What is green building? It's a simple question that we get a lot here at USGBC, but not one where it's always easy to find a simple answer.
The definition of green building
Green building is a holistic concept that starts with the understanding that the built environment can have profound effects, both positive and negative, on the natural environment, as well as the people who inhabit buildings every day. Green building is an effort to amplify the positive and mitigate the negative of these effects throughout the entire life cycle of a building.
While there are many different definitions of green building out there, it is generally accepted as the planning, design, construction, and operations of buildings with several central, foremost considerations: energy use, water use, indoor environmental quality, material section and the building's effects on its site.
LEED is green building
Sound familiar? It should, as these elements make up the basic parameters for the different credit categories within the LEED green building rating system. LEED acts as a framework for decision-making for project teams in all of these areas, rewarding best practices and innovation and recognizing exemplary building projects with different levels of LEED certification.
Green building existed before LEED, and even before USGBC was established in 1993. Many great green buildings ideas were being circulated and used prior to LEED's development in the mid to late '90s, but there was no central mechanism for codifying them or ensuring their effective implementation. As USGBC Senior Vice President of LEED Scot Horst has noted, LEED's development grew from a recognition that, "There's all these amazing things that people are doing, so let's write them down in a list, and say that if you do so many of them, that's an environmental structure."

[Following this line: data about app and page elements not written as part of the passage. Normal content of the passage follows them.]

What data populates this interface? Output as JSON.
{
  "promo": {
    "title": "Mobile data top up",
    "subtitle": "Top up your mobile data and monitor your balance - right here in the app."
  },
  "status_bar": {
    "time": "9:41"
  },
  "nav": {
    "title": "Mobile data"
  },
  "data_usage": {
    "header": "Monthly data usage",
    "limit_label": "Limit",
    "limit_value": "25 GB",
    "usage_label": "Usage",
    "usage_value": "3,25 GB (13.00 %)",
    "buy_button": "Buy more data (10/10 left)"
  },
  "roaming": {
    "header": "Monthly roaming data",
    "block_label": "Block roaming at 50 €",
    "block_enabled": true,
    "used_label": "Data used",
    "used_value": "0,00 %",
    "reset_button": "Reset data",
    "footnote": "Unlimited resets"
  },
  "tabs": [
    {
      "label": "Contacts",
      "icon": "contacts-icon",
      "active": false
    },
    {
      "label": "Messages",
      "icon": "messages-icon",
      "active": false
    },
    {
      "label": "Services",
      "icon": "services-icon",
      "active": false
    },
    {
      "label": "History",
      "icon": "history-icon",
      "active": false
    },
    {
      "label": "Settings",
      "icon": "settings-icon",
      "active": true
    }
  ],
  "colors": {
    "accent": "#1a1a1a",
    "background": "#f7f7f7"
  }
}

Today, a LEED plaque is a universal mark of distinction, signifying that the building was constructed or is being operated to be healthy, high-performing and resource efficient. More than 60,000 commercial projects worldwide are participating in LEED, with 1.7 million square feet certifying every day. LEED has also spawned an entire green building industry, expected to be worth up to $248 billion in the U.S. by 2016.